“Once I completed these requirements and was accepted into KU Law, I did not apply anywhere else,” Decker said. “I am very happy to remain in Kansas, where I know I will receive a great education while staying close to friends and family.”
As a senior in high school, Decker obtained a private pilot’s license and started a video production company that specialized in drone photography and videography. He operated the company until selling it before his last year of undergraduate studies.
“The experience I gained from running my own business was invaluable and served as a stepping-stone to many other opportunities. These opportunities included working for the U.S. State Department in Melbourne, Australia and interning with the Kansas House of Representatives,” Decker said.

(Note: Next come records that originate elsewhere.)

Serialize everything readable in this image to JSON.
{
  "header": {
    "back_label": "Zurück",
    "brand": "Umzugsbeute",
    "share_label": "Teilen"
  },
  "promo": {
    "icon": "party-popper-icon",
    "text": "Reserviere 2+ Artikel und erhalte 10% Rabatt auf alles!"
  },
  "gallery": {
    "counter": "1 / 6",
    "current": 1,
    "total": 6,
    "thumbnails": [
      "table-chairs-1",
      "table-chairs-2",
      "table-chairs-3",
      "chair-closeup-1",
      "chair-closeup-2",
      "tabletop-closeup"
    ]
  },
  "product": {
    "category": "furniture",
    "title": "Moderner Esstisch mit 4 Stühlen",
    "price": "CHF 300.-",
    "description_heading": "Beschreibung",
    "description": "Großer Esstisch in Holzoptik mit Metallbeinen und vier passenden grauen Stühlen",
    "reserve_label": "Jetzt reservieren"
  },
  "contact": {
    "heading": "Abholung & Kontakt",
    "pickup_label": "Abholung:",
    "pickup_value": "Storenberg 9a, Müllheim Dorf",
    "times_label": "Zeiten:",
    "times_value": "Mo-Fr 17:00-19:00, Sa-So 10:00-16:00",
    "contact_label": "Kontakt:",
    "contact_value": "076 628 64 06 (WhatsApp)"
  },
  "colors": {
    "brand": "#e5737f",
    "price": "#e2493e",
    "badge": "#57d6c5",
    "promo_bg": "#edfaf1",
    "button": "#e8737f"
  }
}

Decker said he plans to explore several subject areas before choosing a career path.
Paula Lopez, of Andover, studied history and Spanish as an undergraduate at KU. Lopez was named a University Scholar by the University Honors Program during her sophomore year. As a coordinator for the Concerned Active & Aware Students (CAAS) with KU’s Center for Community Outreach, Lopez created programs that made care packages for refugees and victims of domestic violence.
Lopez is also a member of the LEAD program. She said her experiences with the LEAD program as an undergraduate led her to KU Law.
“The LEAD program granted me the opportunity to gain a sense of what KU Law would be like before coming to Green Hall. It allowed me to build relationships with other students in the 1L class, gain mentorship from current 2Ls and 3Ls, and even allowed me to connect with staff,” Lopez said. “I felt welcomed and supported by Green Hall before I was even admitted, so I knew KU Law was the right decision for me.”
Lopez said she hopes to pursue work in the public interest sector with her law degree.
“As of now, I am not entirely sure what that looks like, but there are many civil rights and social justice causes that I feel deserve more attention and resources. In that regard, I would love to use my degree to advocate for the communities, people, and stories that are often overlooked,” Lopez said.